Instructions to follow => Below are entries to return in full. Keep each one exact.

Dataset rows describing interfaces:
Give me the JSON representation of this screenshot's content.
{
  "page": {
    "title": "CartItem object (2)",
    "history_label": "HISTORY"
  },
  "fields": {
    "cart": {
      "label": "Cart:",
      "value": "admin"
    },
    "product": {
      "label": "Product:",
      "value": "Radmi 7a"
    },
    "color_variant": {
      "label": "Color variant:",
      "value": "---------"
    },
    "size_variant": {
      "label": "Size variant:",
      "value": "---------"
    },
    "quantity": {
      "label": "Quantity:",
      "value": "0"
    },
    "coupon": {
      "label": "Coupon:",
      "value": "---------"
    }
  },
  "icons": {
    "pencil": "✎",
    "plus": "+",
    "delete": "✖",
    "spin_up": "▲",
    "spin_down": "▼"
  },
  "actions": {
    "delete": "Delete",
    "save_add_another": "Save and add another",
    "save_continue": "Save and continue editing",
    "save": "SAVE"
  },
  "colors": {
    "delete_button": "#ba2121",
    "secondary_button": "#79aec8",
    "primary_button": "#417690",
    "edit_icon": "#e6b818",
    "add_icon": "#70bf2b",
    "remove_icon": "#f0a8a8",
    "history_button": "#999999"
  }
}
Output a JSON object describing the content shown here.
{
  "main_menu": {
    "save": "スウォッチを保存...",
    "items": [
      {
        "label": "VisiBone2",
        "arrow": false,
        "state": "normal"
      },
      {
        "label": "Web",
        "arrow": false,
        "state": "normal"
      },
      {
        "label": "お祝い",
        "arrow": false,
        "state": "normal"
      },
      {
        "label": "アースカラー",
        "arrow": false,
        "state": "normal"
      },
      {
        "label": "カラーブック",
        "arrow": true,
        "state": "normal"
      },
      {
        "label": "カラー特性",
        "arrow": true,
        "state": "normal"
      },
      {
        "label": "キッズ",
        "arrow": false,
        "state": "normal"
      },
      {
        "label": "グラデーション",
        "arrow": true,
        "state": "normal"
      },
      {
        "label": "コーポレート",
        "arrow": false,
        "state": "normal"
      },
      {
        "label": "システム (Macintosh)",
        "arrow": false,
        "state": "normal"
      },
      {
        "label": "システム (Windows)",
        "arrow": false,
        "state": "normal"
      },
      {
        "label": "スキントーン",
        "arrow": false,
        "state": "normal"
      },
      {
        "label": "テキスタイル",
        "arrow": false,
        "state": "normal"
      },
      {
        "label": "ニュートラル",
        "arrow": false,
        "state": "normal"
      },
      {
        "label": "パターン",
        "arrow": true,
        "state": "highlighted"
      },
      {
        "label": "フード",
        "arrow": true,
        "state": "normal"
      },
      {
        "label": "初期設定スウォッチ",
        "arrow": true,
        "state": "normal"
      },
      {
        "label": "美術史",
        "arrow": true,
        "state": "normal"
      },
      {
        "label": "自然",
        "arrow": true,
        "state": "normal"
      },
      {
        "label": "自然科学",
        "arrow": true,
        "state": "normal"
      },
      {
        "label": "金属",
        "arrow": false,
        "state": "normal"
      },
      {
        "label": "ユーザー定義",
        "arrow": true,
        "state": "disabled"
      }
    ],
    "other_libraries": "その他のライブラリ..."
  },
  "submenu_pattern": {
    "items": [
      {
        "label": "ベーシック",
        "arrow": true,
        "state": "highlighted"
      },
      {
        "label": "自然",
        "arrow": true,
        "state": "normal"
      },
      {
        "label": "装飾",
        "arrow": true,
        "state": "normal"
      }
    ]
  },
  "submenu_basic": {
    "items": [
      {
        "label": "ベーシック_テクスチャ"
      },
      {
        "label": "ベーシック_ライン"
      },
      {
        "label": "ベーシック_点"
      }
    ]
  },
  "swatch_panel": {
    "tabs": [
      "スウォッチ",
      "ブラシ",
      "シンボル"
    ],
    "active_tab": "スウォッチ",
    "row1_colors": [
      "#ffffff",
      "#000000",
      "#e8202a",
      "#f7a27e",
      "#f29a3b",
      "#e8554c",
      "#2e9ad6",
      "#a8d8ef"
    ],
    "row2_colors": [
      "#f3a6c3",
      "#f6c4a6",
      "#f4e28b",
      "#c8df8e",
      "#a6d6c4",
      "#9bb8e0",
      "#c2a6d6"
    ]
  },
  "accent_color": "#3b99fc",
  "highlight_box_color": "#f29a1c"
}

Worked solution =>
Give me the JSON representation of this screenshot's content.
{
  "page": {
    "title": "CartItem object (2)",
    "history_label": "HISTORY"
  },
  "fields": {
    "cart": {
      "label": "Cart:",
      "value": "admin"
    },
    "product": {
      "label": "Product:",
      "value": "Radmi 7a"
    },
    "color_variant": {
      "label": "Color variant:",
      "value": "---------"
    },
    "size_variant": {
      "label": "Size variant:",
      "value": "---------"
    },
    "quantity": {
      "label": "Quantity:",
      "value": "0"
    },
    "coupon": {
      "label": "Coupon:",
      "value": "---------"
    }
  },
  "icons": {
    "pencil": "✎",
    "plus": "+",
    "delete": "✖",
    "spin_up": "▲",
    "spin_down": "▼"
  },
  "actions": {
    "delete": "Delete",
    "save_add_another": "Save and add another",
    "save_continue": "Save and continue editing",
    "save": "SAVE"
  },
  "colors": {
    "delete_button": "#ba2121",
    "secondary_button": "#79aec8",
    "primary_button": "#417690",
    "edit_icon": "#e6b818",
    "add_icon": "#70bf2b",
    "remove_icon": "#f0a8a8",
    "history_button": "#999999"
  }
}
Output a JSON object describing the content shown here.
{
  "main_menu": {
    "save": "スウォッチを保存...",
    "items": [
      {
        "label": "VisiBone2",
        "arrow": false,
        "state": "normal"
      },
      {
        "label": "Web",
        "arrow": false,
        "state": "normal"
      },
      {
        "label": "お祝い",
        "arrow": false,
        "state": "normal"
      },
      {
        "label": "アースカラー",
        "arrow": false,
        "state": "normal"
      },
      {
        "label": "カラーブック",
        "arrow": true,
        "state": "normal"
      },
      {
        "label": "カラー特性",
        "arrow": true,
        "state": "normal"
      },
      {
        "label": "キッズ",
        "arrow": false,
        "state": "normal"
      },
      {
        "label": "グラデーション",
        "arrow": true,
        "state": "normal"
      },
      {
        "label": "コーポレート",
        "arrow": false,
        "state": "normal"
      },
      {
        "label": "システム (Macintosh)",
        "arrow": false,
        "state": "normal"
      },
      {
        "label": "システム (Windows)",
        "arrow": false,
        "state": "normal"
      },
      {
        "label": "スキントーン",
        "arrow": false,
        "state": "normal"
      },
      {
        "label": "テキスタイル",
        "arrow": false,
        "state": "normal"
      },
      {
        "label": "ニュートラル",
        "arrow": false,
        "state": "normal"
      },
      {
        "label": "パターン",
        "arrow": true,
        "state": "highlighted"
      },
      {
        "label": "フード",
        "arrow": true,
        "state": "normal"
      },
      {
        "label": "初期設定スウォッチ",
        "arrow": true,
        "state": "normal"
      },
      {
        "label": "美術史",
        "arrow": true,
        "state": "normal"
      },
      {
        "label": "自然",
        "arrow": true,
        "state": "normal"
      },
      {
        "label": "自然科学",
        "arrow": true,
        "state": "normal"
      },
      {
        "label": "金属",
        "arrow": false,
        "state": "normal"
      },
      {
        "label": "ユーザー定義",
        "arrow": true,
        "state": "disabled"
      }
    ],
    "other_libraries": "その他のライブラリ..."
  },
  "submenu_pattern": {
    "items": [
      {
        "label": "ベーシック",
        "arrow": true,
        "state": "highlighted"
      },
      {
        "label": "自然",
        "arrow": true,
        "state": "normal"
      },
      {
        "label": "装飾",
        "arrow": true,
        "state": "normal"
      }
    ]
  },
  "submenu_basic": {
    "items": [
      {
        "label": "ベーシック_テクスチャ"
      },
      {
        "label": "ベーシック_ライン"
      },
      {
        "label": "ベーシック_点"
      }
    ]
  },
  "swatch_panel": {
    "tabs": [
      "スウォッチ",
      "ブラシ",
      "シンボル"
    ],
    "active_tab": "スウォッチ",
    "row1_colors": [
      "#ffffff",
      "#000000",
      "#e8202a",
      "#f7a27e",
      "#f29a3b",
      "#e8554c",
      "#2e9ad6",
      "#a8d8ef"
    ],
    "row2_colors": [
      "#f3a6c3",
      "#f6c4a6",
      "#f4e28b",
      "#c8df8e",
      "#a6d6c4",
      "#9bb8e0",
      "#c2a6d6"
    ]
  },
  "accent_color": "#3b99fc",
  "highlight_box_color": "#f29a1c"
}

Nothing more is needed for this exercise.